DO YOU HAVE ANY CONCERNS WITH THE NEW TRACK SURFACE? "No, I'm not concerned with the track at all. Obviously, history says that there should be concerns about tires being able to be durable enough to hold up. Even though they held up in the test, will they hold up once the rubber starts laying down? No knock against Goodyear, we're just talking about 200 mph speeds at a downforce race track. It's just an incredible challenge that I think we're going to have to wait and see. I don't think that we could expect anything worse than what we had last year, but hopefully tire durability won't be an issue. If it's not, then it's all good and every time we race at this race track it will get more racy."

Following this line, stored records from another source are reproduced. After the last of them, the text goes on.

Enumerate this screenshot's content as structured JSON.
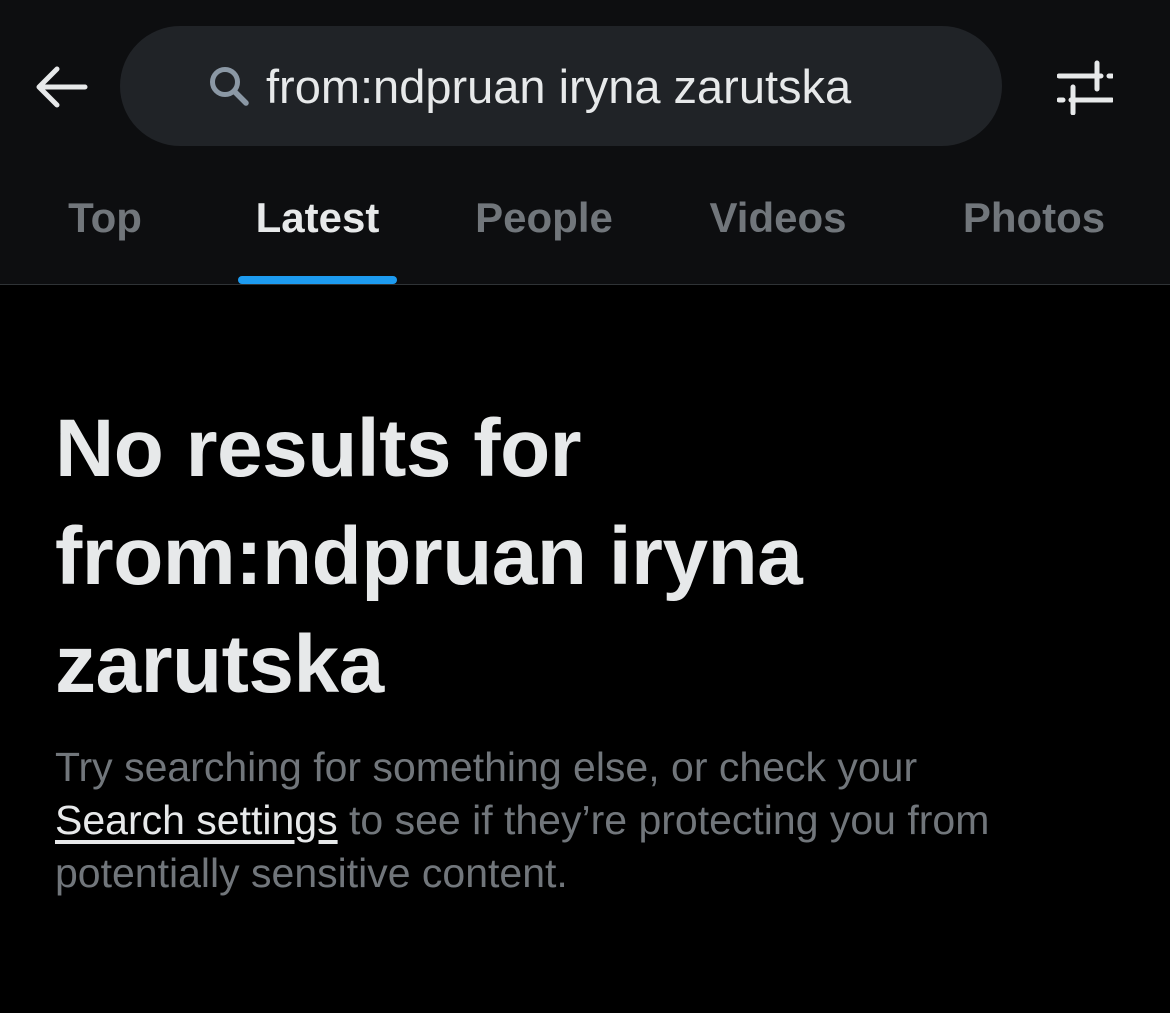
{
  "header": {
    "back_icon": "arrow-left-icon",
    "search": {
      "icon": "search-icon",
      "value": "from:ndpruan iryna zarutska"
    },
    "filter_icon": "sliders-icon"
  },
  "tabs": [
    {
      "label": "Top",
      "active": false
    },
    {
      "label": "Latest",
      "active": true
    },
    {
      "label": "People",
      "active": false
    },
    {
      "label": "Videos",
      "active": false
    },
    {
      "label": "Photos",
      "active": false
    }
  ],
  "empty_state": {
    "title_prefix": "No results for",
    "query": "from:ndpruan iryna zarutska",
    "body_before_link": "Try searching for something else, or check your",
    "link_label": "Search settings",
    "body_after_link": "to see if they’re protecting you from potentially sensitive content."
  },
  "colors": {
    "background": "#000000",
    "header_background": "#0d0e10",
    "search_pill": "#202327",
    "primary_text": "#e7e9ea",
    "secondary_text": "#71767b",
    "accent": "#1d9bf0"
  }
}
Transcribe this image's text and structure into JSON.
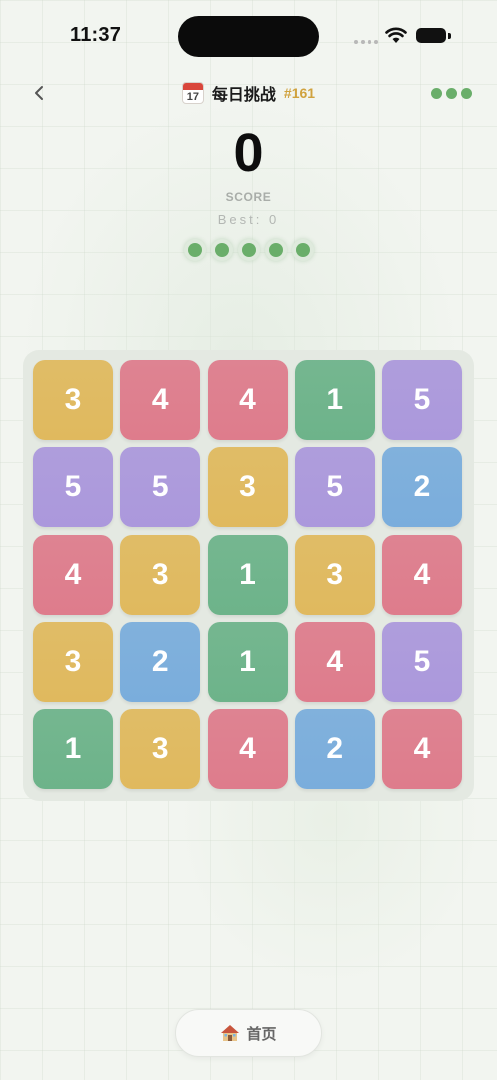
{
  "status_bar": {
    "time": "11:37"
  },
  "header": {
    "title": "每日挑战",
    "challenge_number": "#161",
    "calendar_day": "17",
    "icons": {
      "back": "chevron-left-icon",
      "calendar": "calendar-icon",
      "menu": "more-dots-icon"
    }
  },
  "score": {
    "value": "0",
    "label": "SCORE",
    "best": "Best: 0"
  },
  "lives": {
    "count": 5,
    "remaining": 5,
    "color": "#6aae6a"
  },
  "tile_colors": {
    "1": "#6db38a",
    "2": "#7aaddc",
    "3": "#e0b95e",
    "4": "#de7c8c",
    "5": "#ab98dc"
  },
  "board": {
    "rows": [
      [
        "3",
        "4",
        "4",
        "1",
        "5"
      ],
      [
        "5",
        "5",
        "3",
        "5",
        "2"
      ],
      [
        "4",
        "3",
        "1",
        "3",
        "4"
      ],
      [
        "3",
        "2",
        "1",
        "4",
        "5"
      ],
      [
        "1",
        "3",
        "4",
        "2",
        "4"
      ]
    ]
  },
  "footer": {
    "home_label": "首页",
    "home_icon": "house-icon"
  }
}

WILL THE SMALLER FUEL CELL HELP THE RACING? "I think it's too early to tell. It's going to change the complexion of the race. If there are durability issues, then a smaller fuel cell will be a good thing. If there's not durability issues with the tires, then the smaller fuel cell is going to create more cautions, more accidents and a more difficult race to strategize. To plan and to pit will be a tremendous challenge from that aspect. I wish that we were in a situation that we knew we had confidence that we're not going to have tire durability issues, and then you have the big fuel cells and it would be a little bit more like old school racing."